Installation Tips

Cloyes Tech Tips: Ford 3.5L / 3.7L Duratec Timing System Replacement

Secondary tensioner installation and activation

For Ford 3.5 and 3.7L DOHC V6 engines, the automaker made multiple variations of this timing system throughout production. Some engines used a roller style primary chain, some an inverted tooth primary chain; some engines have two VVT phasers, others used four VVT phasers; some had internal water pumps, and others used external water pumps. On top of that you have NA and Turbo engines installed in both FWD and RWD platforms. But no matter which engine variation you have, the timing installation procedure is very similar.

In its technical installation video for the Ford 3.5 and 3.7 engines, commonly known as the Duratec or Cyclone engine platform, the Cloyes technical support team demonstrates proper installation instructions as well as shares critical installation tips to ensure the job is done right the first time. Since Cloyes offers a number of kits and components for these engines, it is crucial the correct kit or components are used.

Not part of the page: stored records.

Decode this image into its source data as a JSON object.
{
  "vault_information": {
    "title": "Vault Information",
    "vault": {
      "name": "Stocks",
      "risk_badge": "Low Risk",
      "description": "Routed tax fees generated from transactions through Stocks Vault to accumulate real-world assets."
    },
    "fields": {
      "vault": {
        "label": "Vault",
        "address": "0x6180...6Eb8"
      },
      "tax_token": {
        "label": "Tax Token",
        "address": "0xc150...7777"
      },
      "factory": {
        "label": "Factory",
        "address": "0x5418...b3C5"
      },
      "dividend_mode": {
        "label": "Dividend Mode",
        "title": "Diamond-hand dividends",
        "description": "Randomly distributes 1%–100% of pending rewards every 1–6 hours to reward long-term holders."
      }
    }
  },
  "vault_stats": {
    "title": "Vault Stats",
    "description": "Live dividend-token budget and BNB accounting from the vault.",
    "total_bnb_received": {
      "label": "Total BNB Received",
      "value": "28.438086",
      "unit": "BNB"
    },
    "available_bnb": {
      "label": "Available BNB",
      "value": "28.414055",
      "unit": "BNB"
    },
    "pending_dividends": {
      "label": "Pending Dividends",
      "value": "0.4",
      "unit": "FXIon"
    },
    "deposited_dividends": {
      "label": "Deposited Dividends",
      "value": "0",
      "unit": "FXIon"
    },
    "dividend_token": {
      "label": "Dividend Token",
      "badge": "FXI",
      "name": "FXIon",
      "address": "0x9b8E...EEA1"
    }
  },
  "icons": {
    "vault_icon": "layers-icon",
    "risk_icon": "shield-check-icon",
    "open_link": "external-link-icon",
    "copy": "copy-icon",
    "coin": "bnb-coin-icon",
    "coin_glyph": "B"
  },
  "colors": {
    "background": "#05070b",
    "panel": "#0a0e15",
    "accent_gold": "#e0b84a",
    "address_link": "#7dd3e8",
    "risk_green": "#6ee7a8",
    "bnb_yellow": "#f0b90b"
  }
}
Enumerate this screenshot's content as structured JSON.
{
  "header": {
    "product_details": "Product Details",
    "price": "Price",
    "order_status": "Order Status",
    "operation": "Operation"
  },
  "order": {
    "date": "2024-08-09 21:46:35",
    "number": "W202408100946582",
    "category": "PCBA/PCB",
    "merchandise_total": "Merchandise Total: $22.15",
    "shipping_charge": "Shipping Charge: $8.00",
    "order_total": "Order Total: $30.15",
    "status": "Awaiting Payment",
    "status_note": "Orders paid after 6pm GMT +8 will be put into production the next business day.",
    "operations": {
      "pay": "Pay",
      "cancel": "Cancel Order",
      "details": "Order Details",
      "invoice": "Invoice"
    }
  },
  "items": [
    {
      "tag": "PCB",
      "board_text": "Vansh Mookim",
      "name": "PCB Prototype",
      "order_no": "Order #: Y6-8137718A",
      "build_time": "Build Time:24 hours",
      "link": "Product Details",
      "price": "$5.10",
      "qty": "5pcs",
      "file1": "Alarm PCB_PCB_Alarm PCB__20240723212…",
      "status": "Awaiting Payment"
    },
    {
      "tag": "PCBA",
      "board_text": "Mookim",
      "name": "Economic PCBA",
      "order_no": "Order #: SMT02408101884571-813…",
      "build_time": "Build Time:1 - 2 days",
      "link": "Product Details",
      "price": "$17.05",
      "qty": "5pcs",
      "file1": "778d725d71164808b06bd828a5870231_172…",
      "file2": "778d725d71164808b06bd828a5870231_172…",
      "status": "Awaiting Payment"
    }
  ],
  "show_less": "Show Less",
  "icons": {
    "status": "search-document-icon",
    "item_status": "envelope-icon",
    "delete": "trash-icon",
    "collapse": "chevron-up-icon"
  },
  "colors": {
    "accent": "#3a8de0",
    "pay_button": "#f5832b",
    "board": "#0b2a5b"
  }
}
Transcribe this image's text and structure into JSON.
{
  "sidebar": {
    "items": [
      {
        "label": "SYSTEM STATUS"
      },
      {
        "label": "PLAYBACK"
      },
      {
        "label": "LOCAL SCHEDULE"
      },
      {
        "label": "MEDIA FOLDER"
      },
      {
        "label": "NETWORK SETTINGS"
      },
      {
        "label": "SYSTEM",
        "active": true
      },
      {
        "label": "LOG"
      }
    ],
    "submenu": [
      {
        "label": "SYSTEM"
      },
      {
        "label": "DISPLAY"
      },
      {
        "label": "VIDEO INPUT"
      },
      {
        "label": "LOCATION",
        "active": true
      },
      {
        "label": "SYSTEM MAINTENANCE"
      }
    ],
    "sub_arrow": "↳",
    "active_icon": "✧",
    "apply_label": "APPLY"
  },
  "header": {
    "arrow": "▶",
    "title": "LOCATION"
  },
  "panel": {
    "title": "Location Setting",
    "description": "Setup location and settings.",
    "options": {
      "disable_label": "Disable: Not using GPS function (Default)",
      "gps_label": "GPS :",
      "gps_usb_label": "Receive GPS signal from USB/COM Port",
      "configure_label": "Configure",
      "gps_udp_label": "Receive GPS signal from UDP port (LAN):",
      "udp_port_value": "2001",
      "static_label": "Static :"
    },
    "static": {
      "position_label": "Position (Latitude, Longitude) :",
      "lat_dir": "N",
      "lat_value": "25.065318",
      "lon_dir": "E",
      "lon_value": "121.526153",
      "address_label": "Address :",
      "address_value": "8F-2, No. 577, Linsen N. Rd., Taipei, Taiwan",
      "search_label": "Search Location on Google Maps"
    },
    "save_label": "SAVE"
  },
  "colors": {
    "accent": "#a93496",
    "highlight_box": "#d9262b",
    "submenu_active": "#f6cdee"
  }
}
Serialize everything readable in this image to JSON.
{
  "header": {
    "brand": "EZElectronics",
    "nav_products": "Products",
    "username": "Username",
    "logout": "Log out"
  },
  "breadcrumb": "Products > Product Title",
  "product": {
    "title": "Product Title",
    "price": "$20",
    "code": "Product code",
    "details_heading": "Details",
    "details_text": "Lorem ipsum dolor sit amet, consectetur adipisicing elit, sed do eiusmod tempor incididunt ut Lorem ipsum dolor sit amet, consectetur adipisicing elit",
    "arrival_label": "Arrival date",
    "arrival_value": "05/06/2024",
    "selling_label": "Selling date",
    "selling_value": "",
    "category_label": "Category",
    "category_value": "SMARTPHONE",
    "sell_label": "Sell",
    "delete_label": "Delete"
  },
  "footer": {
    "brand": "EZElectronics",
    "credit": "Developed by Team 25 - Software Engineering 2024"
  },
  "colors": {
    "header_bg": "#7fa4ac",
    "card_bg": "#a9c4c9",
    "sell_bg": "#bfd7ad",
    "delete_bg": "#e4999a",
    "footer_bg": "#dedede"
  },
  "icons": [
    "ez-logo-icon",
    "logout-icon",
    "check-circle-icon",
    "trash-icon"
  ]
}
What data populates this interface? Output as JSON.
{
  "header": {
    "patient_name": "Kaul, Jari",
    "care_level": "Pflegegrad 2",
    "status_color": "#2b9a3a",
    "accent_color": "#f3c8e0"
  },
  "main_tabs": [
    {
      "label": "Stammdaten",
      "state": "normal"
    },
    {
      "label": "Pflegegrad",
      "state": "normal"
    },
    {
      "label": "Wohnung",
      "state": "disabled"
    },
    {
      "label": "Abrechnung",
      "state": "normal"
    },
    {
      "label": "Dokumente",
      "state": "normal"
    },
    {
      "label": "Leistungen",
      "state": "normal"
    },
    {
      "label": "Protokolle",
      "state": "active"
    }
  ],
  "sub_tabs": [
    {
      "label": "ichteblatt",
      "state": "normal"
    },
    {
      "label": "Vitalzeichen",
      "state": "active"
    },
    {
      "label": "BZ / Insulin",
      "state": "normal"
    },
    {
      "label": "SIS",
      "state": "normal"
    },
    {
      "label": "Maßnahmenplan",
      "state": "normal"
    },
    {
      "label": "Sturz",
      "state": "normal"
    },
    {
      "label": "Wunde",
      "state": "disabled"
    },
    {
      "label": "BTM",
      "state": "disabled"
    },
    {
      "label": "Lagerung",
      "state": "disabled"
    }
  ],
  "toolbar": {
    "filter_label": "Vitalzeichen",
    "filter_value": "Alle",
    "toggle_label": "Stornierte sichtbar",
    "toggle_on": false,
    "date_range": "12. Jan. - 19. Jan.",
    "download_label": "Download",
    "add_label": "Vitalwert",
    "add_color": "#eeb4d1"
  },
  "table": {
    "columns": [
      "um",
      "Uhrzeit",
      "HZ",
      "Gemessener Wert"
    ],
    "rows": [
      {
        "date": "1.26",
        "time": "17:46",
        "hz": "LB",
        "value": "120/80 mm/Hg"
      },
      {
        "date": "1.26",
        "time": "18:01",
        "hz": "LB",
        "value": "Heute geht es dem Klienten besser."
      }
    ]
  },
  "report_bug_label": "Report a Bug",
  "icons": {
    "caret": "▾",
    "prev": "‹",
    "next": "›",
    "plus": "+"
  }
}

During the installation process, the installer must be aware of the unique design of the secondary timing chain tensioners. Similar to most applications, the secondary tensioners come with a clip that must be removed after installation, but unlike other applications the removal of the clip does not activate the tensioner. The clip simply prevents the tensioner from being compressed and activated while being installed into the cylinder head feature.

Once the tensioner is properly installed the clip can be pulled, the cam sprockets and secondary chain are installed, THEN you must activate the tensioners.  You do this by pressing on the chain allowing the tensioner plunger to fully compress and release. This activates the internal spring and allows the tensioner to extend and apply pressure to the chain. Failure to manually activate the secondary tensioner(s) can lead to catastrophic engine failure. Once the tensioners are activated there is no way to deactivate them.

Once installed, the clips are removed, and when ready, the tensioners must be compressed to activate. Once the tensioners are activated there is no way to deactivate them.

To install the secondary tensioners, apply some oil to the tensioner housings, the O-rings, and the cylinder head bore features. With the installation clips in place, insert the tensioners into the bores, with the curved side of the contact pads to the back, and push them in until they are fully seated. Then install the lower chain contact pads by sliding them in from the front. Once fully installed, pull the installation clips but be careful to not compress the tensioners. The secondary chains need to be installed before activation. You can see the video in its entirety at https://youtu.be/0Bs9yrm4c6E.

As always, we want to remind you that chains can experience wear and stretch, guide contact surfaces can become damaged and guide bracketry can break, damage to the tensioners can occur, and sprocket tooth wear will develop when operating with an unstable chain. For these reasons, and the fact that timing component cost is a fraction of the labor costs required to replace the components, it is recommended to replace all components when making the repair. In doing so, the consumer and technician can save time as return visit may be prevented; the vehicle owner will save money in the long run as opposed to having multiple components replaced at different intervals; and the technician and shop can reduce comebacks thanks to all components being replaced at the same time.